Problem to work on: Which lines of the listing hold the string "photo"? Show each of them.

Input material:
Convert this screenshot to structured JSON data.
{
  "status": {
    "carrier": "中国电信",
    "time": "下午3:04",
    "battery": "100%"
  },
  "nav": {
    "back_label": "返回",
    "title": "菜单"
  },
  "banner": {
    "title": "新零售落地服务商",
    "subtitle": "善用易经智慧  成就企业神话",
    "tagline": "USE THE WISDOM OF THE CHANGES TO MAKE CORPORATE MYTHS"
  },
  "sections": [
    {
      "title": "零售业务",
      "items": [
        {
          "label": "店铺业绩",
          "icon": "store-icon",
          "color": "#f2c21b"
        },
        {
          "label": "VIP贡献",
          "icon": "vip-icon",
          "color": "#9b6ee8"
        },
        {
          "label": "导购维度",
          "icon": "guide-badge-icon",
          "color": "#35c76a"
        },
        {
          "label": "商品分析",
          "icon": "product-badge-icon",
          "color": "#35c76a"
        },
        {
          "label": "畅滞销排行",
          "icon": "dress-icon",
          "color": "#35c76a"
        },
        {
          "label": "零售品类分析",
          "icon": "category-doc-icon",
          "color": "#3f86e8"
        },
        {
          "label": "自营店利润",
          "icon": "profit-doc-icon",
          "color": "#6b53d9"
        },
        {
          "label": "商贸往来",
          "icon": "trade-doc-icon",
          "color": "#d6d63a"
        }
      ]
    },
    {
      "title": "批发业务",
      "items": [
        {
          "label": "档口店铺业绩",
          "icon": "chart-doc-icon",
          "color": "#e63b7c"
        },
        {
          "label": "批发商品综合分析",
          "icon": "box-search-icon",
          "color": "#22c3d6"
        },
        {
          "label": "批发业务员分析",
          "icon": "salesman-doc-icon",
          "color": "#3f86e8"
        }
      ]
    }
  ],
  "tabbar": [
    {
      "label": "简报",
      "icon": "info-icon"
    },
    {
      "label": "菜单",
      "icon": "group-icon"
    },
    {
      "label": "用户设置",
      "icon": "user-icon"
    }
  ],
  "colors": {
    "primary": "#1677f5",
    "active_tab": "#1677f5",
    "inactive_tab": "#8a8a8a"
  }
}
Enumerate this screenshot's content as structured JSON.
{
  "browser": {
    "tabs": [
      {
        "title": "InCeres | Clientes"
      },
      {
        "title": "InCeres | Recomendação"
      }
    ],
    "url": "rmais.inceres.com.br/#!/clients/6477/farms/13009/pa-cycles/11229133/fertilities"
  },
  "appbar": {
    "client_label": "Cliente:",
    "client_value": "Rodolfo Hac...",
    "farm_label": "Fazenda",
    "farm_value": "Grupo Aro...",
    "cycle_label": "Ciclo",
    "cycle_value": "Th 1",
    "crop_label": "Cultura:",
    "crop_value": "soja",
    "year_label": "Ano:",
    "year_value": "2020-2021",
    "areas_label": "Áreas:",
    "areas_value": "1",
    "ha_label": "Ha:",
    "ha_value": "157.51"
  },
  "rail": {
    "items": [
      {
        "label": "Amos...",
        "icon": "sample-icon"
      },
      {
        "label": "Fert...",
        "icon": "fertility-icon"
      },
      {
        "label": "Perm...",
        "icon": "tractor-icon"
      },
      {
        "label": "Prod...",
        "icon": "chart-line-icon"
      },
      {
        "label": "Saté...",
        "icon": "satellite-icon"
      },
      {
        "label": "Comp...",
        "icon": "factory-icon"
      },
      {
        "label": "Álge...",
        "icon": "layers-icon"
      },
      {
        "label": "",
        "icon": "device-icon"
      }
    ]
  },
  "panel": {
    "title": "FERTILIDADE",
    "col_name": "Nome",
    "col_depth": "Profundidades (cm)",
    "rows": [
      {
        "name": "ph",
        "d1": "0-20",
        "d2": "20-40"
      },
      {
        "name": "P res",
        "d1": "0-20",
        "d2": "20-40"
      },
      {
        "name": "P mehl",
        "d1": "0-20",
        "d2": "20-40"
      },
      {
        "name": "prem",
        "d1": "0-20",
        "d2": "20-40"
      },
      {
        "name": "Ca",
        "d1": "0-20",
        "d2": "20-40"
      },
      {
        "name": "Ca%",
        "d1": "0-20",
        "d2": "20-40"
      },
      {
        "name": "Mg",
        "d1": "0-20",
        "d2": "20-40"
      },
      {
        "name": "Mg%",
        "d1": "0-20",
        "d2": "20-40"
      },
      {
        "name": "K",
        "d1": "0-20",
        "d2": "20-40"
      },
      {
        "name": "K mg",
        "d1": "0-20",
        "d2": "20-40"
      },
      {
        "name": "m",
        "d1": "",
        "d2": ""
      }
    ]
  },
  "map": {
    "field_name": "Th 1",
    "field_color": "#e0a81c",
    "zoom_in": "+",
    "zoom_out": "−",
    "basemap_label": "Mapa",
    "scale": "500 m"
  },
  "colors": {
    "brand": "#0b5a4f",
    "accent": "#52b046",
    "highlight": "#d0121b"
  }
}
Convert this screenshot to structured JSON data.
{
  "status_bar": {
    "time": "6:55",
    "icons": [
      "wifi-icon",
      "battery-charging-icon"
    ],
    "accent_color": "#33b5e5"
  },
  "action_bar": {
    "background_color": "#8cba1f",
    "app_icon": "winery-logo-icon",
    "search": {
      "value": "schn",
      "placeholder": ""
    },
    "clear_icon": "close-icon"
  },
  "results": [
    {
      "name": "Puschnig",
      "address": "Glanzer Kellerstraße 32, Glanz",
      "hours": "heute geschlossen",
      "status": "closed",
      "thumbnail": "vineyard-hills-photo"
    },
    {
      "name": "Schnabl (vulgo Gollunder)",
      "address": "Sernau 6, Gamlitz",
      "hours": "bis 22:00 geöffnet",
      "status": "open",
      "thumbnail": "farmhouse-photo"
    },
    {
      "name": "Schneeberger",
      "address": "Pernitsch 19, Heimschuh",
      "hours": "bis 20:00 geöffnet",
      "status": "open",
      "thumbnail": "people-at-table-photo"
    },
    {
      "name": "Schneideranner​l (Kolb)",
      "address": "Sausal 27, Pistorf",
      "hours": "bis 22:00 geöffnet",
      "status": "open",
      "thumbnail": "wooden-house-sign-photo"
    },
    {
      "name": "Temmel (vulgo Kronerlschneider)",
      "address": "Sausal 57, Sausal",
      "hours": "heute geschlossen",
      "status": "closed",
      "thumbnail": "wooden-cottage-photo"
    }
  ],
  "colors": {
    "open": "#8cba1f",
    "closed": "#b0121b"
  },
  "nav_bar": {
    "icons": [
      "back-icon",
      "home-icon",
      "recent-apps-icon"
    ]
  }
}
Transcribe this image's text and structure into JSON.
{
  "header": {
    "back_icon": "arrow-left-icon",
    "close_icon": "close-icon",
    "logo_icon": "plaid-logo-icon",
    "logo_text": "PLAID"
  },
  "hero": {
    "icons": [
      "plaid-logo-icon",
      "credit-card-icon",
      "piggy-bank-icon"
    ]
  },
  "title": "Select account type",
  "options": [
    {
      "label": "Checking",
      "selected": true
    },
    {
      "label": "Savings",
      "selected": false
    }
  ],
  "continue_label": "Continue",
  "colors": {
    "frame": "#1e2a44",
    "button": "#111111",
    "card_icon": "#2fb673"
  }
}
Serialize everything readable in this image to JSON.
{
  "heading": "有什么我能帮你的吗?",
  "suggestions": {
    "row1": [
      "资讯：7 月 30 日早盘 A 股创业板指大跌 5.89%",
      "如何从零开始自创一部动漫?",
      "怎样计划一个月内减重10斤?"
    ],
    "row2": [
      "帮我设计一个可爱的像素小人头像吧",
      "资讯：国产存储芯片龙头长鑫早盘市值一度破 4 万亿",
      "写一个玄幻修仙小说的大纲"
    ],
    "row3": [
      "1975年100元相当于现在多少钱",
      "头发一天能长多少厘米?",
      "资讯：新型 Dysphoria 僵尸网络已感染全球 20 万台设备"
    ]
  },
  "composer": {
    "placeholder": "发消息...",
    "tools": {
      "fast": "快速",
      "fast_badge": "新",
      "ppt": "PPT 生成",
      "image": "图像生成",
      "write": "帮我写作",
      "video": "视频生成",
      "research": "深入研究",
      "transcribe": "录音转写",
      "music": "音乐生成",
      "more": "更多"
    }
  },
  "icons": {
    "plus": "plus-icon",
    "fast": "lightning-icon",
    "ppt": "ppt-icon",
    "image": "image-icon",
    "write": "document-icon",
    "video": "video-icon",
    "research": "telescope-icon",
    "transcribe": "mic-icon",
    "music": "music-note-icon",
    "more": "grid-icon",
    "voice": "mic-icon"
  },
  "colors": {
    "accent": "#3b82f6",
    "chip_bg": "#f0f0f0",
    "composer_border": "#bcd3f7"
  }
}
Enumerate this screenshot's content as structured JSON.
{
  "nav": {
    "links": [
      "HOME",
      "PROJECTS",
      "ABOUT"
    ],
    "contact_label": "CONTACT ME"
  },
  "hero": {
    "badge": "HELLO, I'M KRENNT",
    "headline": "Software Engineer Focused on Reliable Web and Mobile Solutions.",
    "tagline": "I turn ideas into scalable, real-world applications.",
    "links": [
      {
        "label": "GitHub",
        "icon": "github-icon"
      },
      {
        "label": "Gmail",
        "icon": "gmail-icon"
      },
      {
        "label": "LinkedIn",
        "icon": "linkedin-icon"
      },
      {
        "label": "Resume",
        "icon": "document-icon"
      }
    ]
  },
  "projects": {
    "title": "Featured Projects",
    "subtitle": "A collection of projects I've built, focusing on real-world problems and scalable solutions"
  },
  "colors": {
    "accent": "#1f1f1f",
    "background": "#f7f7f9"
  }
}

Answer:
      "thumbnail": "vineyard-hills-photo"
      "thumbnail": "farmhouse-photo"
      "thumbnail": "people-at-table-photo"
      "thumbnail": "wooden-house-sign-photo"
      "thumbnail": "wooden-cottage-photo"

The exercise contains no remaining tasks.